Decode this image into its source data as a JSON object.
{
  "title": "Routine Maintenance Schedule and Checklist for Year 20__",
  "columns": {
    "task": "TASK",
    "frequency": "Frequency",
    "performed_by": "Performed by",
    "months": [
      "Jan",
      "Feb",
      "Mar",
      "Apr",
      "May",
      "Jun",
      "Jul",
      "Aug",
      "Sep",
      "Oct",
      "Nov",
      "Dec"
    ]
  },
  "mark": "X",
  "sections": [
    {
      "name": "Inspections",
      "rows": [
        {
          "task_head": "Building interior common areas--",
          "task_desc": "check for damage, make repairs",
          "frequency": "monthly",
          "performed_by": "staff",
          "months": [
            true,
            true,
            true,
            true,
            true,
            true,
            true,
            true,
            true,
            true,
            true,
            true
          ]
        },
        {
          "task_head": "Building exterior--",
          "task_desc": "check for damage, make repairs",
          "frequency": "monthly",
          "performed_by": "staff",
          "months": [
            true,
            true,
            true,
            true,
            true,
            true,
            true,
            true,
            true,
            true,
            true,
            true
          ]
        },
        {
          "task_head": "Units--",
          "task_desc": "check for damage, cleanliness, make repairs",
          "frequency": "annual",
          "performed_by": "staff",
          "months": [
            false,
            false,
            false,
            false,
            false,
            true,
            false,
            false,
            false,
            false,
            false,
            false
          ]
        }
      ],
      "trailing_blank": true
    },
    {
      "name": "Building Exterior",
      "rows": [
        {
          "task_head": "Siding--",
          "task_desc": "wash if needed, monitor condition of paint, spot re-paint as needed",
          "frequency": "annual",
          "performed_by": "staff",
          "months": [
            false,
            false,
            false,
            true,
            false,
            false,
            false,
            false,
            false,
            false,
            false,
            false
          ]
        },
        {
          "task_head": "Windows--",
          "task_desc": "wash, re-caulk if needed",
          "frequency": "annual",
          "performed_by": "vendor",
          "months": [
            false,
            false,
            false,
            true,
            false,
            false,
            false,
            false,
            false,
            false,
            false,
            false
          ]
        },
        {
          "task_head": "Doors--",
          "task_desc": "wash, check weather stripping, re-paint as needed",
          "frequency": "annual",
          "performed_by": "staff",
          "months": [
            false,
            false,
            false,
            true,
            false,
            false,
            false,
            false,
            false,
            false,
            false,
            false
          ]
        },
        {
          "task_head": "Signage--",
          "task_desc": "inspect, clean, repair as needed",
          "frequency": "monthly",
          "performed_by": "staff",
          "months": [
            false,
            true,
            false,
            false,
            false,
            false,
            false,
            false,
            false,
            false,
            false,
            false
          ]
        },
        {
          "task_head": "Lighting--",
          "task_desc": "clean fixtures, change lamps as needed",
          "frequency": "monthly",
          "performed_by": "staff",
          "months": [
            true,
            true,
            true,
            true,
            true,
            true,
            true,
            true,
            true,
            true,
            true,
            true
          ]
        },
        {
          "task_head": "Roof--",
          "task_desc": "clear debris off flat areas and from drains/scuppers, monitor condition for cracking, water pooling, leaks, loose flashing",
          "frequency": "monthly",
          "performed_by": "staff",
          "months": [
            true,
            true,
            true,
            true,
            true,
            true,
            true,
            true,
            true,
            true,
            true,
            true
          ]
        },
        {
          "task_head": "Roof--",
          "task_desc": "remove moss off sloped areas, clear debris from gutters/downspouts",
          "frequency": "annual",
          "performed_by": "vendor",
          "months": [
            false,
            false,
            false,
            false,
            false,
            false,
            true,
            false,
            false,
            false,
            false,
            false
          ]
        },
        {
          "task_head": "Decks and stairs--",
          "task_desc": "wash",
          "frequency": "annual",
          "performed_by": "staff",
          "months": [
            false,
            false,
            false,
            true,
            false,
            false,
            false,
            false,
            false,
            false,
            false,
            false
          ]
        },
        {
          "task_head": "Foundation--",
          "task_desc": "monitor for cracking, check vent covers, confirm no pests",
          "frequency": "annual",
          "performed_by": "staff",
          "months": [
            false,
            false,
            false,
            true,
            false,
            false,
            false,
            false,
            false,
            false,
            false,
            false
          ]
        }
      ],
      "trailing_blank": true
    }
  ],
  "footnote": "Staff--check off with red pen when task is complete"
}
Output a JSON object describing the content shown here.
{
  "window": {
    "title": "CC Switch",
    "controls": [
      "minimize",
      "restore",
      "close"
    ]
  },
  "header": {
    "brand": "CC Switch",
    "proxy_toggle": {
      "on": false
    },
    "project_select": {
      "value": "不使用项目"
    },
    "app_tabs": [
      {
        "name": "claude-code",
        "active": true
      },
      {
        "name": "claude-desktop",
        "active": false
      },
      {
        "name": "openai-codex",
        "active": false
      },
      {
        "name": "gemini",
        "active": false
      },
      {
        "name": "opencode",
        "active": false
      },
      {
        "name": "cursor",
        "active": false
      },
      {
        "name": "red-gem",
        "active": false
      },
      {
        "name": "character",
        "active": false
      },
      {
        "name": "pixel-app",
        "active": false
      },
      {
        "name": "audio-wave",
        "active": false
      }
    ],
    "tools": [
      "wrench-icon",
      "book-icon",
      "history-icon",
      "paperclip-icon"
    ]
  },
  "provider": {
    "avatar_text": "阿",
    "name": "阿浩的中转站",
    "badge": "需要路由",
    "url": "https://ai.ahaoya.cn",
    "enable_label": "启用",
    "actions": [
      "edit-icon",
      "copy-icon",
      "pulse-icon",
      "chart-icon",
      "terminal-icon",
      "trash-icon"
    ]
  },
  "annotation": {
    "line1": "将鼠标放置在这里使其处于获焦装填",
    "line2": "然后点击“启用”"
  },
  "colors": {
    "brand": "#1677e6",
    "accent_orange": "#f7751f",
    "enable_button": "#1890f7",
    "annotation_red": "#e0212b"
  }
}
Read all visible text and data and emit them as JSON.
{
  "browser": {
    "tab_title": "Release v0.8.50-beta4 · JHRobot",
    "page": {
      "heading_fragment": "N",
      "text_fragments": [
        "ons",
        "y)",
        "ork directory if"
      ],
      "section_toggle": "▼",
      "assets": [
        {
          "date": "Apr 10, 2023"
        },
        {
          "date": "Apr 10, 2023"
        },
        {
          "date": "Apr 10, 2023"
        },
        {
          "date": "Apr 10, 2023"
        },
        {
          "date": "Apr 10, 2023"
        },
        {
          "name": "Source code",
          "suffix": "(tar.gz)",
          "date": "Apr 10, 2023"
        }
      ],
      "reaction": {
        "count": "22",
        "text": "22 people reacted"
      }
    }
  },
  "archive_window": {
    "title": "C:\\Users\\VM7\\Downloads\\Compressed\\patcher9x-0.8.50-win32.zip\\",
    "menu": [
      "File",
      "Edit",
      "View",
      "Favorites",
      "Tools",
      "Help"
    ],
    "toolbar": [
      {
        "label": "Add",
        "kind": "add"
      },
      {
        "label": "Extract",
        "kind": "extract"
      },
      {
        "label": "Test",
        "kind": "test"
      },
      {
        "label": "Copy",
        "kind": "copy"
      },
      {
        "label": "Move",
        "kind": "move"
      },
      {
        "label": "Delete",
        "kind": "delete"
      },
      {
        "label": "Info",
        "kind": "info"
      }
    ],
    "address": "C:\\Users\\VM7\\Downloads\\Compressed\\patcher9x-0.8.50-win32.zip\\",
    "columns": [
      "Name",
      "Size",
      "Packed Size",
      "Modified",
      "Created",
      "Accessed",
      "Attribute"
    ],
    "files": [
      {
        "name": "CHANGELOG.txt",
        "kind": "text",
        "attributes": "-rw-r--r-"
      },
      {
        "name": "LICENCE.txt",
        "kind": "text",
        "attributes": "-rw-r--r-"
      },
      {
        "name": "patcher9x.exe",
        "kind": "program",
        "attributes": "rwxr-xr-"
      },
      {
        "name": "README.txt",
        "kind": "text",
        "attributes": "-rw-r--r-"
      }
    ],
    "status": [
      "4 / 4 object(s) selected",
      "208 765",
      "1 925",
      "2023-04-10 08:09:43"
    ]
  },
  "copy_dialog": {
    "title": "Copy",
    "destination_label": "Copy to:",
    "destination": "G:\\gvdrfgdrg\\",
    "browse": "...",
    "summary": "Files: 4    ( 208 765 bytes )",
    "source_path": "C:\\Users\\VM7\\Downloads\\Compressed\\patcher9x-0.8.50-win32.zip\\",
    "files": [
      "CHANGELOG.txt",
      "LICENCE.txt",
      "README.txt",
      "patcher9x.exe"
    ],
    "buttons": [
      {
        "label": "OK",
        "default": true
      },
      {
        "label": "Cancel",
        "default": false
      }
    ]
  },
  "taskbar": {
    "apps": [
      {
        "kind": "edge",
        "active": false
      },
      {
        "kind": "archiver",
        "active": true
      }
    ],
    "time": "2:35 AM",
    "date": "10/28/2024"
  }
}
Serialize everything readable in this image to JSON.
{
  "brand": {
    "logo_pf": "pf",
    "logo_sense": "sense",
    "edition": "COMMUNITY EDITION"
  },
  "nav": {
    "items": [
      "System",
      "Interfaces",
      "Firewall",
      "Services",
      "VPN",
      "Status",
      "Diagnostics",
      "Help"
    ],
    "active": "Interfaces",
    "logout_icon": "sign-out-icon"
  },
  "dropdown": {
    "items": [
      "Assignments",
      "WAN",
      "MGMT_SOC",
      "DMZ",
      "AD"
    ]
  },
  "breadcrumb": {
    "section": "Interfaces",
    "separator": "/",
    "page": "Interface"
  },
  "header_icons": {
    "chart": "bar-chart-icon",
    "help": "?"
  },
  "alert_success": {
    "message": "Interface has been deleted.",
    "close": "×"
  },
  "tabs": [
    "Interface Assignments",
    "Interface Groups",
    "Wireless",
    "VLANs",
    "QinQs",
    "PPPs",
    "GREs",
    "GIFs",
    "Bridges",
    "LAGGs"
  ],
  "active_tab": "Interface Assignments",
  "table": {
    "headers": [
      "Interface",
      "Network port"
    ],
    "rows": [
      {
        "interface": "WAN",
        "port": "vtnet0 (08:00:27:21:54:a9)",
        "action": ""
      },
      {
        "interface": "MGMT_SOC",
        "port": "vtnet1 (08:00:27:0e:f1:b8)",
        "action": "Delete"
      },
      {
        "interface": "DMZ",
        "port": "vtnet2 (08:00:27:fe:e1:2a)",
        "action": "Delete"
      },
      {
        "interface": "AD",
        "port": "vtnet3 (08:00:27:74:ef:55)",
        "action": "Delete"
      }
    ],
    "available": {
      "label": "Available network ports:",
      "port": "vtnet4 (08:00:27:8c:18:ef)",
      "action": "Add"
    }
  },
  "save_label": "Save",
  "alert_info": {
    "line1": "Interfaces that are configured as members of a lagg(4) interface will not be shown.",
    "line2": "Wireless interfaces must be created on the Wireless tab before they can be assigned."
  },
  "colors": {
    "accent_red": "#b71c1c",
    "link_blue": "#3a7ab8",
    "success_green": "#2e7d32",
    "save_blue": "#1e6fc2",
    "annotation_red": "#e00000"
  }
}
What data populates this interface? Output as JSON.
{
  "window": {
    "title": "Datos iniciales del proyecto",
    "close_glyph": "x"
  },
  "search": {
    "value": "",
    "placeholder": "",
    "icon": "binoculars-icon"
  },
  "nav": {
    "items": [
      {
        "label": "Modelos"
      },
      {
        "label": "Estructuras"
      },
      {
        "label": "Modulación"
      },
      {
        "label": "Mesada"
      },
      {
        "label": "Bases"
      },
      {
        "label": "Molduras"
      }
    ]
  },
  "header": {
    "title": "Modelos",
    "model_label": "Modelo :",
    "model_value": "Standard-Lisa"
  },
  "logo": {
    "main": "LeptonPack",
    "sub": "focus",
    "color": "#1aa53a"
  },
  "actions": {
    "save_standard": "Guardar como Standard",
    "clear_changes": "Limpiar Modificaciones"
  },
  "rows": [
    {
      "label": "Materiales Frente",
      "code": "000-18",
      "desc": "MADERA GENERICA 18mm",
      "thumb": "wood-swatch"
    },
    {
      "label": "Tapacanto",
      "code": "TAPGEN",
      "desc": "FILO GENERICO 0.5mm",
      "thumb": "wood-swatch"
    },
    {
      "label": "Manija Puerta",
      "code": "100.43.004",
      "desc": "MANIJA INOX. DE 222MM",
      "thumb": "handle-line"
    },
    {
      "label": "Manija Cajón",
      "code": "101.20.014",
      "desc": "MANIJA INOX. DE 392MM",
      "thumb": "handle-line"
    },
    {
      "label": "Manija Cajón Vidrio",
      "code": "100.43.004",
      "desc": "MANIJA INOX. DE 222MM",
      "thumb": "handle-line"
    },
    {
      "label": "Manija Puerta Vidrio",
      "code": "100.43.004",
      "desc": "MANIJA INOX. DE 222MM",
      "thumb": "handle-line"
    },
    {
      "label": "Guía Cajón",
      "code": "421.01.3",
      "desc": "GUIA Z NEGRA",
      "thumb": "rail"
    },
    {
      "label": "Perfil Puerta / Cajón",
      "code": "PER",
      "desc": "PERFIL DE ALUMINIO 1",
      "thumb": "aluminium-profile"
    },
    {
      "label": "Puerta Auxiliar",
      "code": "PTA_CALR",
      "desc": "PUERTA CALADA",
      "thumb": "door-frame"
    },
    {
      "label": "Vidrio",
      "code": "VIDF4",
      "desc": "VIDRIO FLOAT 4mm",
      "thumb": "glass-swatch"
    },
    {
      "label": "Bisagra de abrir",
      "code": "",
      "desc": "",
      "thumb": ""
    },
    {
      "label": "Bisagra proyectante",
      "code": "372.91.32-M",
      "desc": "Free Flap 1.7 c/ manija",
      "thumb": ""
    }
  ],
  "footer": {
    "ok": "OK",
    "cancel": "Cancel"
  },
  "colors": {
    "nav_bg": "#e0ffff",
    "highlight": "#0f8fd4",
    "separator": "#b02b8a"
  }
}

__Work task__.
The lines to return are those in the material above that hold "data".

__Answer area__.
Decode this image into its source data as a JSON object.
Read all visible text and data and emit them as JSON.
What data populates this interface? Output as JSON.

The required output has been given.